406 AMERICAN NOTE-BOOKS. _ p851.

are a very sociable little flower, and dwell close to- gether in communities, sometimes covering a space no larger than the palm of the hand, but keeping one another in cheerful heart and life,—sometimes they occupy a much larger space. Lobelia, a pink flower, growing in the woods. Columbines, of a pale red, be- cause they have lacked su11, growing in rough and rocky places on banks in the copses, precipitating to- wards the lake. The leaves of the trees are not yet out, but are so apparent that the woods are getting a very decided shadow. Water-weeds on the edge of the lake, of a deep green, with roots that seem to have nothing to do with earth, but with water only.

lllay 23(Z.-I think the face of nature can never look more beautiful than now, with this so fresh and youthful green, —- the trees not being fully in leaf, yet enough so to give airy shade to the woods. The sun- shine fills them with green light. Monument Moun- tain and its brethren are green, and the lightness of the tint takes away something from their massiveness and ponderosity, and they respond with livelier effect to the shine and shade of the sky.

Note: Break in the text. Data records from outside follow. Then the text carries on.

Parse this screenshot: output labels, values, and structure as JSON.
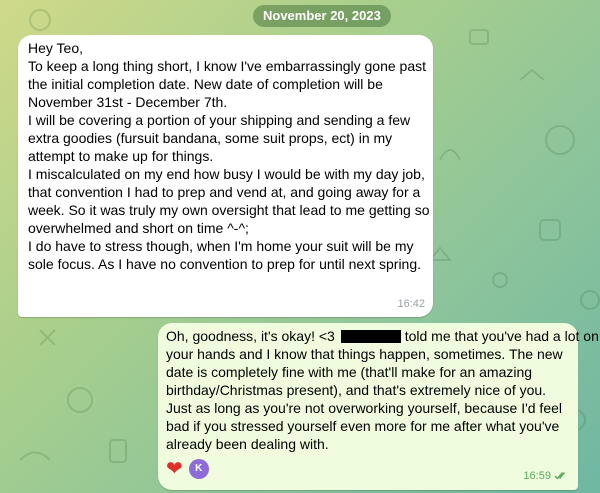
{
  "chat": {
    "date_label": "November 20, 2023",
    "messages": [
      {
        "direction": "incoming",
        "lines": [
          "Hey Teo,",
          "To keep a long thing short, I know I've embarrassingly gone past",
          "the initial completion date. New date of completion will be",
          "November 31st - December 7th.",
          "I will be covering a portion of your shipping and sending a few",
          "extra goodies (fursuit bandana, some suit props, ect) in my",
          "attempt to make up for things.",
          "",
          "I miscalculated on my end how busy I would be with my day job,",
          "that convention I had to prep and vend at, and going away for a",
          "week. So it was truly my own oversight that lead to me getting so",
          "overwhelmed and short on time ^-^;",
          "",
          "I do have to stress though, when I'm home your suit will be my",
          "sole focus. As I have no convention to prep for until next spring."
        ],
        "time": "16:42"
      },
      {
        "direction": "outgoing",
        "line1_before_redaction": "Oh, goodness, it's okay! <3",
        "line1_after_redaction": "told me that you've had a lot on",
        "lines": [
          "your hands and I know that things happen, sometimes. The new",
          "date is completely fine with me (that'll make for an amazing",
          "birthday/Christmas present), and that's extremely nice of you.",
          "Just as long as you're not overworking yourself, because I'd feel",
          "bad if you stressed yourself even more for me after what you've",
          "already been dealing with."
        ],
        "time": "16:59",
        "read_status_icon": "double-check-icon",
        "reactions": {
          "emoji": "❤",
          "reactor_initial": "K"
        }
      }
    ]
  },
  "colors": {
    "incoming_bubble": "#ffffff",
    "outgoing_bubble": "#effdde",
    "time_outgoing": "#5ba85a",
    "date_pill": "#4c7940"
  }
}
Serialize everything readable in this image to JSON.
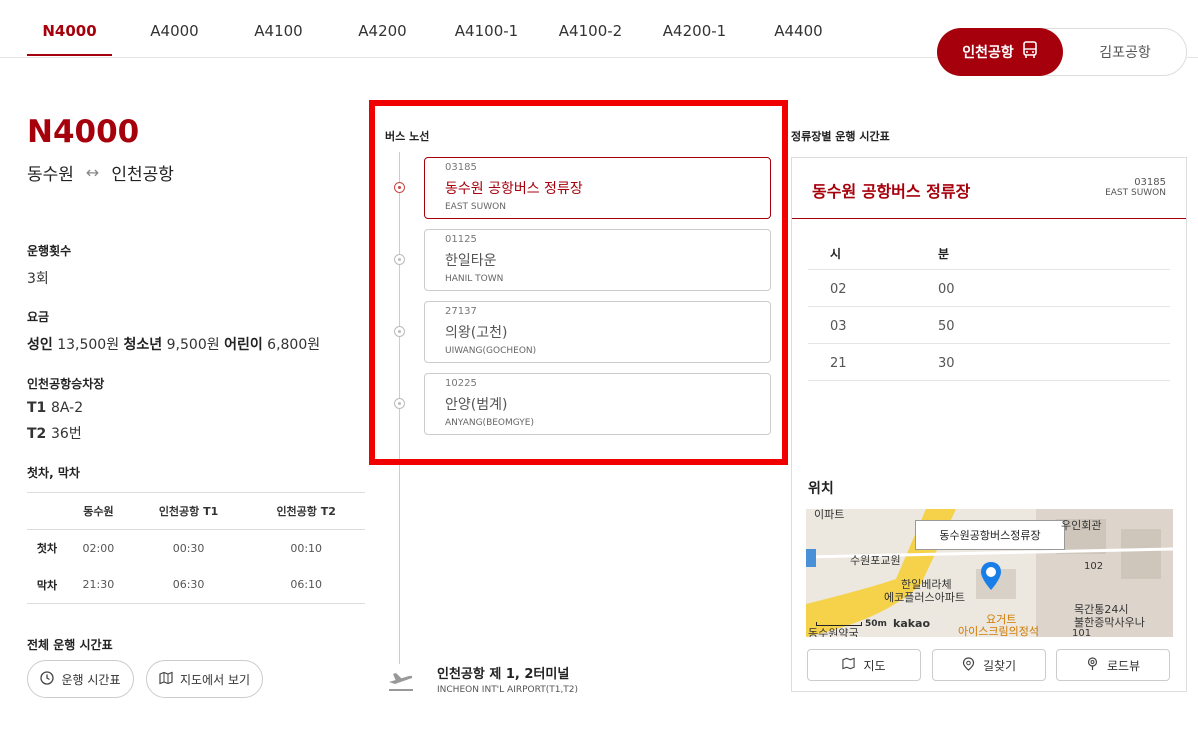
{
  "tabs": [
    "N4000",
    "A4000",
    "A4100",
    "A4200",
    "A4100-1",
    "A4100-2",
    "A4200-1",
    "A4400"
  ],
  "airport_toggle": {
    "incheon": "인천공항",
    "gimpo": "김포공항"
  },
  "route": {
    "number": "N4000",
    "from": "동수원",
    "arrow": "↔",
    "to": "인천공항"
  },
  "info": {
    "runs_label": "운행횟수",
    "runs_value": "3회",
    "fare_label": "요금",
    "fare": {
      "adult_label": "성인",
      "adult": "13,500원",
      "youth_label": "청소년",
      "youth": "9,500원",
      "child_label": "어린이",
      "child": "6,800원"
    },
    "stops_label": "인천공항승차장",
    "t1_label": "T1",
    "t1": "8A-2",
    "t2_label": "T2",
    "t2": "36번",
    "firstlast_label": "첫차, 막차",
    "table": {
      "headers": [
        "",
        "동수원",
        "인천공항 T1",
        "인천공항 T2"
      ],
      "rows": [
        {
          "label": "첫차",
          "values": [
            "02:00",
            "00:30",
            "00:10"
          ]
        },
        {
          "label": "막차",
          "values": [
            "21:30",
            "06:30",
            "06:10"
          ]
        }
      ]
    },
    "all_timetable_label": "전체 운행 시간표",
    "btn_timetable": "운행 시간표",
    "btn_map": "지도에서 보기"
  },
  "bus_route": {
    "title": "버스 노선",
    "stops": [
      {
        "id": "03185",
        "name": "동수원 공항버스 정류장",
        "en": "EAST SUWON"
      },
      {
        "id": "01125",
        "name": "한일타운",
        "en": "HANIL TOWN"
      },
      {
        "id": "27137",
        "name": "의왕(고천)",
        "en": "UIWANG(GOCHEON)"
      },
      {
        "id": "10225",
        "name": "안양(범계)",
        "en": "ANYANG(BEOMGYE)"
      }
    ],
    "terminal": {
      "name": "인천공항 제 1, 2터미널",
      "en": "INCHEON INT'L AIRPORT(T1,T2)"
    }
  },
  "stop_timetable": {
    "title": "정류장별 운행 시간표",
    "stop_name": "동수원 공항버스 정류장",
    "stop_id": "03185",
    "stop_en": "EAST SUWON",
    "col_hour": "시",
    "col_min": "분",
    "rows": [
      {
        "hour": "02",
        "min": "00"
      },
      {
        "hour": "03",
        "min": "50"
      },
      {
        "hour": "21",
        "min": "30"
      }
    ]
  },
  "location": {
    "title": "위치",
    "map_tag": "동수원공항버스정류장",
    "map_labels": [
      "수원포교원",
      "한일베라체",
      "에코플러스아파트",
      "요거트",
      "아이스크림의정석",
      "목간통24시",
      "불한증막사우나",
      "동수원약국",
      "우인회관",
      "102",
      "101",
      "이파트"
    ],
    "scale": "50m",
    "brand": "kakao",
    "btn_map": "지도",
    "btn_route": "길찾기",
    "btn_roadview": "로드뷰"
  }
}
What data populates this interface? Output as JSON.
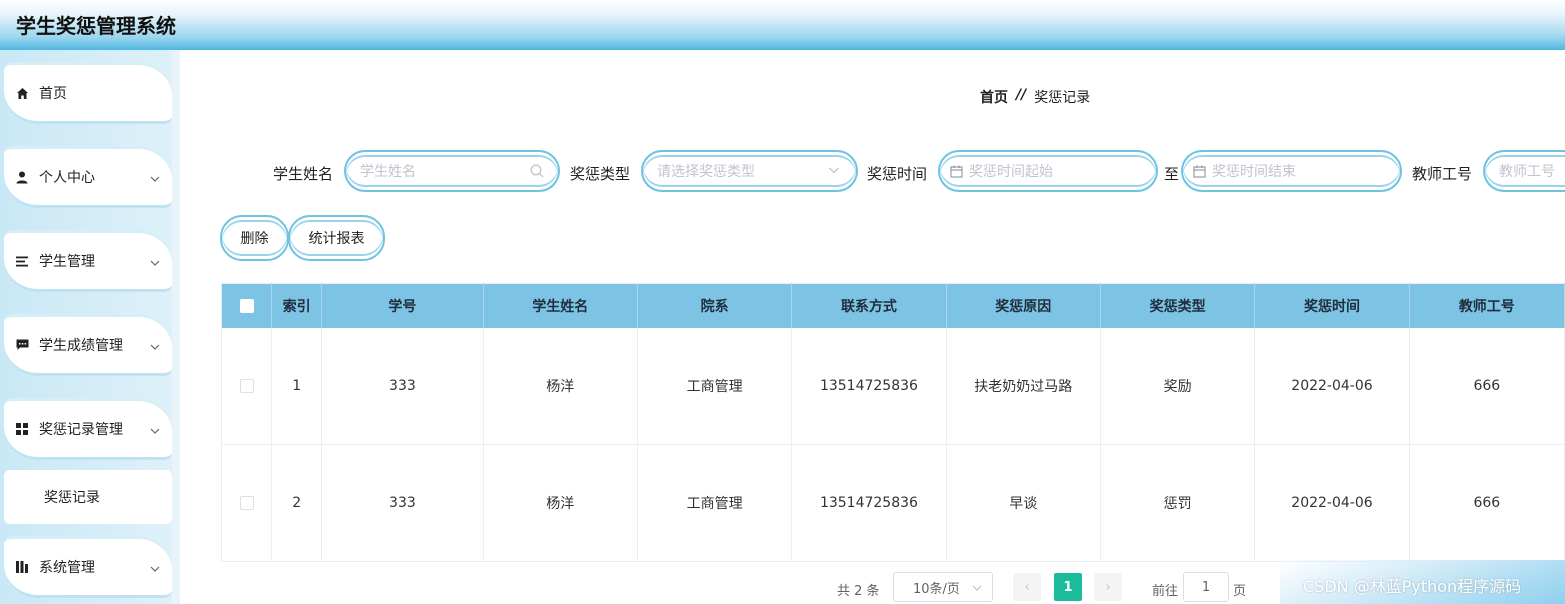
{
  "app": {
    "title": "学生奖惩管理系统"
  },
  "sidebar": {
    "items": [
      {
        "label": "首页",
        "icon": "home-icon",
        "has_arrow": false
      },
      {
        "label": "个人中心",
        "icon": "user-icon",
        "has_arrow": true
      },
      {
        "label": "学生管理",
        "icon": "list-icon",
        "has_arrow": true
      },
      {
        "label": "学生成绩管理",
        "icon": "comment-icon",
        "has_arrow": true
      },
      {
        "label": "奖惩记录管理",
        "icon": "grid-icon",
        "has_arrow": true
      },
      {
        "label": "系统管理",
        "icon": "bar-chart-icon",
        "has_arrow": true
      }
    ],
    "subitem": {
      "label": "奖惩记录"
    }
  },
  "breadcrumb": {
    "home": "首页",
    "separator": "//",
    "current": "奖惩记录"
  },
  "search": {
    "student_name": {
      "label": "学生姓名",
      "placeholder": "学生姓名"
    },
    "type": {
      "label": "奖惩类型",
      "placeholder": "请选择奖惩类型"
    },
    "time": {
      "label": "奖惩时间",
      "start_placeholder": "奖惩时间起始",
      "end_placeholder": "奖惩时间结束",
      "to": "至"
    },
    "teacher_id": {
      "label": "教师工号",
      "placeholder": "教师工号"
    }
  },
  "toolbar": {
    "delete_label": "删除",
    "report_label": "统计报表"
  },
  "table": {
    "headers": [
      "索引",
      "学号",
      "学生姓名",
      "院系",
      "联系方式",
      "奖惩原因",
      "奖惩类型",
      "奖惩时间",
      "教师工号"
    ],
    "rows": [
      [
        "1",
        "333",
        "杨洋",
        "工商管理",
        "13514725836",
        "扶老奶奶过马路",
        "奖励",
        "2022-04-06",
        "666"
      ],
      [
        "2",
        "333",
        "杨洋",
        "工商管理",
        "13514725836",
        "早谈",
        "惩罚",
        "2022-04-06",
        "666"
      ]
    ]
  },
  "pagination": {
    "total": "共 2 条",
    "page_size": "10条/页",
    "prev": "‹",
    "current": "1",
    "next": "›",
    "goto_label": "前往",
    "goto_value": "1",
    "unit": "页"
  },
  "watermark": "CSDN @林蓝Python程序源码",
  "colors": {
    "header_accent": "#4fb6e0",
    "table_header": "#7dc4e4",
    "page_active": "#1bbc9b",
    "input_border": "#6ec3e3"
  }
}
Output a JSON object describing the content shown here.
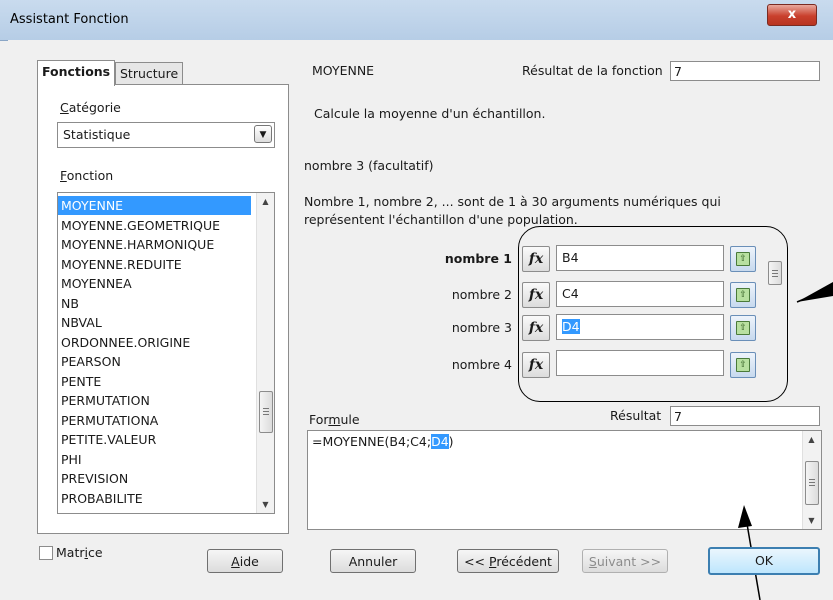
{
  "window": {
    "title": "Assistant Fonction",
    "close_glyph": "x"
  },
  "tabs": [
    {
      "label": "Fonctions"
    },
    {
      "label": "Structure"
    }
  ],
  "left": {
    "categorie_label": "Catégorie",
    "categorie_value": "Statistique",
    "fonction_label": "Fonction",
    "functions": [
      "MOYENNE",
      "MOYENNE.GEOMETRIQUE",
      "MOYENNE.HARMONIQUE",
      "MOYENNE.REDUITE",
      "MOYENNEA",
      "NB",
      "NBVAL",
      "ORDONNEE.ORIGINE",
      "PEARSON",
      "PENTE",
      "PERMUTATION",
      "PERMUTATIONA",
      "PETITE.VALEUR",
      "PHI",
      "PREVISION",
      "PROBABILITE"
    ],
    "selected_function": "MOYENNE"
  },
  "right": {
    "function_name": "MOYENNE",
    "resultat_fonction_label": "Résultat de la fonction",
    "resultat_fonction_value": "7",
    "description": "Calcule la moyenne d'un échantillon.",
    "arg_title": "nombre 3 (facultatif)",
    "arg_desc_line1": "Nombre 1, nombre 2, ... sont de 1 à 30 arguments numériques qui",
    "arg_desc_line2": "représentent l'échantillon d'une population.",
    "fx_glyph": "fx",
    "args": [
      {
        "label": "nombre 1",
        "value": "B4"
      },
      {
        "label": "nombre 2",
        "value": "C4"
      },
      {
        "label": "nombre 3",
        "value": "D4"
      },
      {
        "label": "nombre 4",
        "value": ""
      }
    ],
    "formule_label": "Formule",
    "resultat_label": "Résultat",
    "resultat_value": "7",
    "formula_prefix": "=MOYENNE(B4;C4;",
    "formula_selected": "D4",
    "formula_suffix": ")"
  },
  "bottom": {
    "matrice_label": "Matrice",
    "aide_label": "Aide",
    "annuler_label": "Annuler",
    "precedent_label": "<< Précédent",
    "suivant_label": "Suivant >>",
    "ok_label": "OK"
  }
}
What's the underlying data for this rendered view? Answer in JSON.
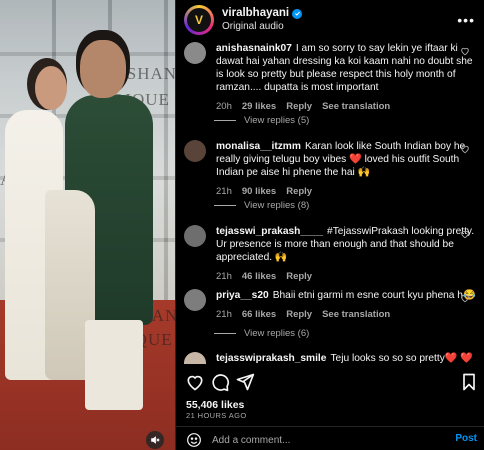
{
  "post": {
    "username": "viralbhayani",
    "audio": "Original audio",
    "more_label": "•••",
    "avatar_letter": "V"
  },
  "photo": {
    "brand_1": "EESHAN",
    "brand_2": "DIQUE",
    "brand_3": "SHAN",
    "brand_4": "IQUE",
    "brand_5": "AB"
  },
  "comments": [
    {
      "username": "anishasnaink07",
      "text": "I am so sorry to say lekin ye iftaar ki dawat hai yahan dressing ka koi kaam nahi no doubt she is look so pretty but please respect this holy month of ramzan.... dupatta is most important",
      "time": "20h",
      "likes": "29 likes",
      "reply": "Reply",
      "extra": "See translation",
      "view_replies": "View replies (5)",
      "avatar_color": "#8a8a8a"
    },
    {
      "username": "monalisa__itzmm",
      "text": "Karan look like South Indian boy he really giving telugu boy vibes ❤️ loved his outfit South Indian pe aise hi phene the hai 🙌",
      "time": "21h",
      "likes": "90 likes",
      "reply": "Reply",
      "extra": "",
      "view_replies": "View replies (8)",
      "avatar_color": "#5a4338"
    },
    {
      "username": "tejasswi_prakash____",
      "text": "#TejasswiPrakash looking pretty. Ur presence is more than enough and that should be appreciated. 🙌",
      "time": "21h",
      "likes": "46 likes",
      "reply": "Reply",
      "extra": "",
      "view_replies": "",
      "avatar_color": "#6e6e6e"
    },
    {
      "username": "priya__s20",
      "text": "Bhaii etni garmi m esne court kyu phena h😂",
      "time": "21h",
      "likes": "66 likes",
      "reply": "Reply",
      "extra": "See translation",
      "view_replies": "View replies (6)",
      "avatar_color": "#7d7d7d"
    },
    {
      "username": "tejasswiprakash_smile",
      "text": "Teju looks so so so pretty❤️ ❤️ 🧿",
      "time": "",
      "likes": "",
      "reply": "",
      "extra": "",
      "view_replies": "",
      "avatar_color": "#c8b7a6"
    }
  ],
  "footer": {
    "likes": "55,406 likes",
    "time_ago": "21 HOURS AGO",
    "comment_placeholder": "Add a comment...",
    "post_label": "Post"
  },
  "colors": {
    "accent": "#0095f6",
    "heart": "#ed4956",
    "muted": "#a8a8a8",
    "background": "#000000"
  }
}
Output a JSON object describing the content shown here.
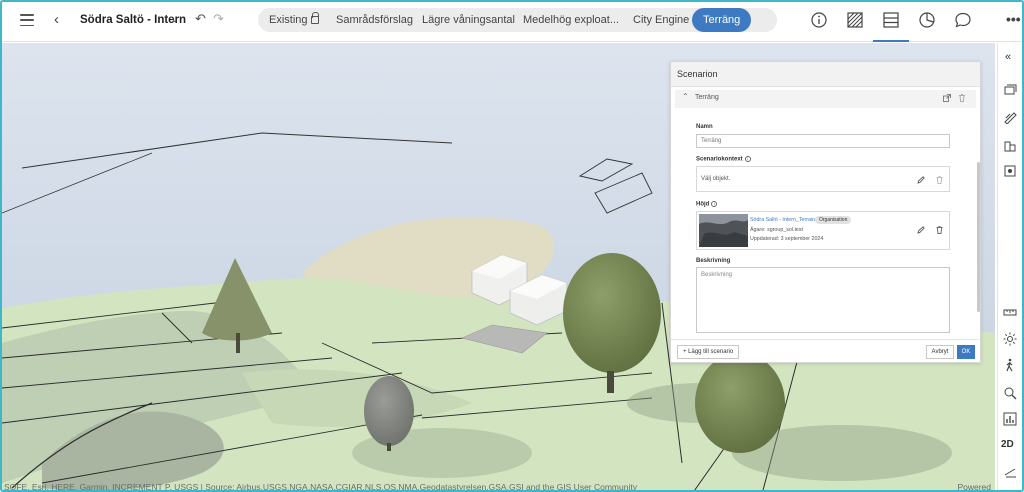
{
  "header": {
    "project_title": "Södra Saltö - Intern",
    "tabs": [
      {
        "label": "Existing",
        "locked": true,
        "active": false
      },
      {
        "label": "Samrådsförslag",
        "active": false
      },
      {
        "label": "Lägre våningsantal",
        "active": false
      },
      {
        "label": "Medelhög exploat...",
        "active": false
      },
      {
        "label": "City Engine",
        "active": false
      },
      {
        "label": "Terräng",
        "active": true
      }
    ],
    "more_label": "•••",
    "right_icons": [
      "info-icon",
      "hatch-pattern-icon",
      "layers-list-icon",
      "pie-chart-icon",
      "comment-icon"
    ],
    "accent_color": "#3d7ac1"
  },
  "map": {
    "attribution": "SOFE, Esri, HERE, Garmin, INCREMENT P, USGS | Source: Airbus,USGS,NGA,NASA,CGIAR,NLS,OS,NMA,Geodatastyrelsen,GSA,GSI and the GIS User Community",
    "powered": "Powered"
  },
  "right_toolbar": {
    "collapse_label": "«",
    "twod_label": "2D",
    "icons": [
      "collapse-icon",
      "map-layers-icon",
      "sketch-icon",
      "buildings-icon",
      "analysis-icon",
      "measure-icon",
      "sun-icon",
      "walk-icon",
      "search-place-icon",
      "chart-icon",
      "2d-toggle",
      "slice-icon"
    ]
  },
  "scenario_panel": {
    "title": "Scenarion",
    "section_title": "Terräng",
    "name_label": "Namn",
    "name_value": "Terräng",
    "context_label": "Scenariokontext",
    "context_value": "Välj objekt.",
    "height_label": "Höjd",
    "height_item": {
      "name": "Södra Saltö - Intern_Terrain",
      "badge": "Organisation",
      "owner": "Ägare: sgroup_sol.test",
      "updated": "Uppdaterad: 3 september 2024"
    },
    "description_label": "Beskrivning",
    "description_placeholder": "Beskrivning",
    "add_button": "Lägg till scenario",
    "cancel_button": "Avbryt",
    "ok_button": "OK"
  }
}
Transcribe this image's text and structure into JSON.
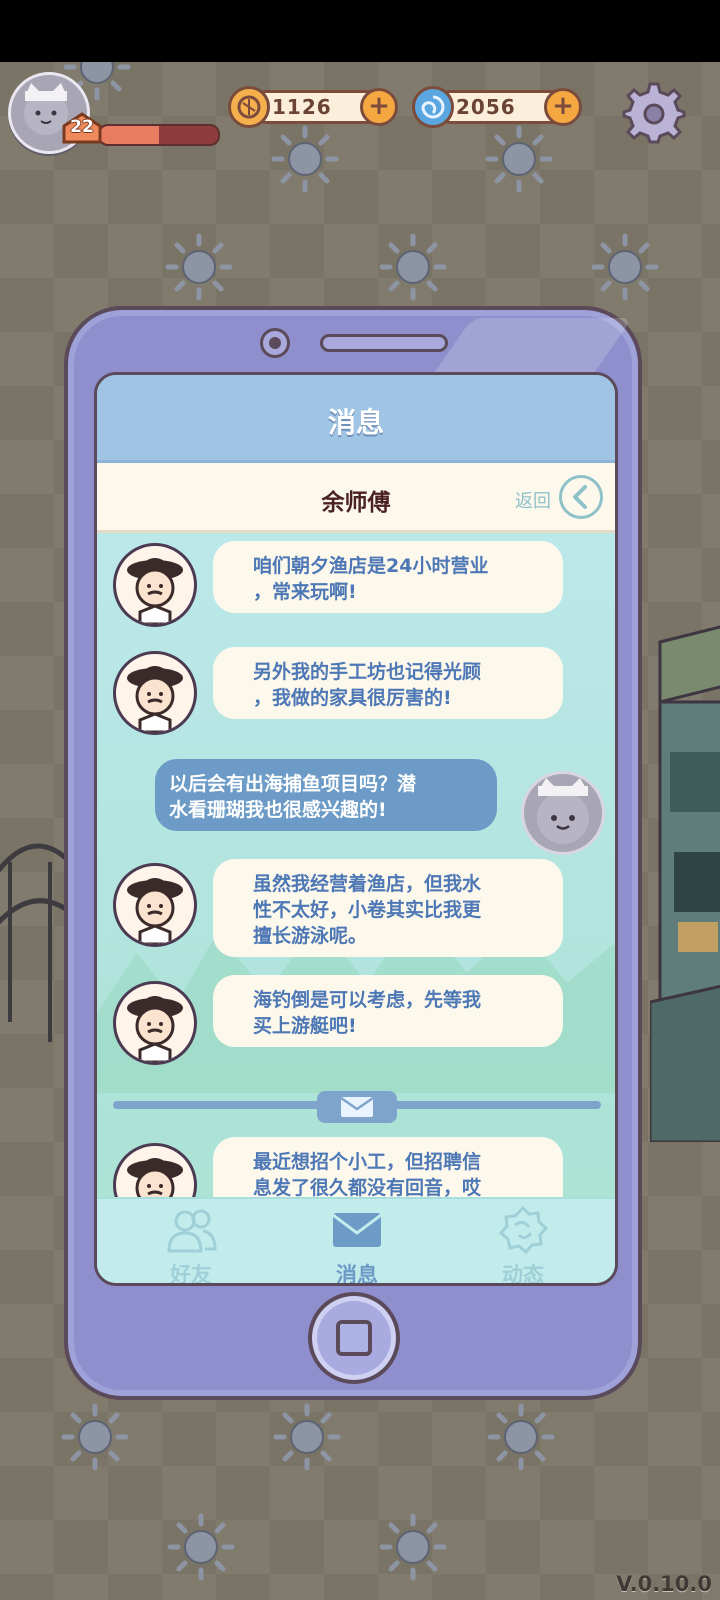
{
  "hud": {
    "level": "22",
    "xp_fraction": 0.5,
    "coins": "1126",
    "gems": "2056",
    "plus_symbol": "+"
  },
  "phone": {
    "screen_title": "消息",
    "contact_name": "余师傅",
    "back_label": "返回",
    "messages": [
      {
        "from": "npc",
        "lines": [
          "咱们朝夕渔店是24小时营业",
          "，常来玩啊!"
        ]
      },
      {
        "from": "npc",
        "lines": [
          "另外我的手工坊也记得光顾",
          "，我做的家具很厉害的!"
        ]
      },
      {
        "from": "player",
        "lines": [
          "以后会有出海捕鱼项目吗？潜",
          "水看珊瑚我也很感兴趣的!"
        ]
      },
      {
        "from": "npc",
        "lines": [
          "虽然我经营着渔店，但我水",
          "性不太好，小卷其实比我更",
          "擅长游泳呢。"
        ]
      },
      {
        "from": "npc",
        "lines": [
          "海钓倒是可以考虑，先等我",
          "买上游艇吧!"
        ]
      },
      {
        "from": "npc",
        "lines": [
          "最近想招个小工，但招聘信",
          "息发了很久都没有回音，哎"
        ]
      }
    ],
    "nav": [
      {
        "label": "好友",
        "icon": "friends-icon",
        "active": false
      },
      {
        "label": "消息",
        "icon": "mail-icon",
        "active": true
      },
      {
        "label": "动态",
        "icon": "moments-icon",
        "active": false
      }
    ]
  },
  "version": "V.0.10.0",
  "colors": {
    "accent_blue": "#6b9bc6",
    "bubble_text": "#4d78b5",
    "phone_body": "#8e8fcc",
    "nav_active": "#6b9bc6",
    "nav_inactive": "#9fd0d8"
  }
}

Each tree now within sight stands out in its own individuality of hue. This is a very windy day, and the light shifts with magical alternation. ln a walk to the lake just now with the children, We found abundance of flowers,-—wild ge- ranium, violets of all families, red columbines, and many others known and unknown, besides innumera- ble blossoms of the wild strawberry, which has been in bloom for the past fortnight. The Houstonias seem quite to overspreatl some pastures, when viewed from a distance. Not merely the flowers, but'the various shrubs which one sees,— seated, for instance, on the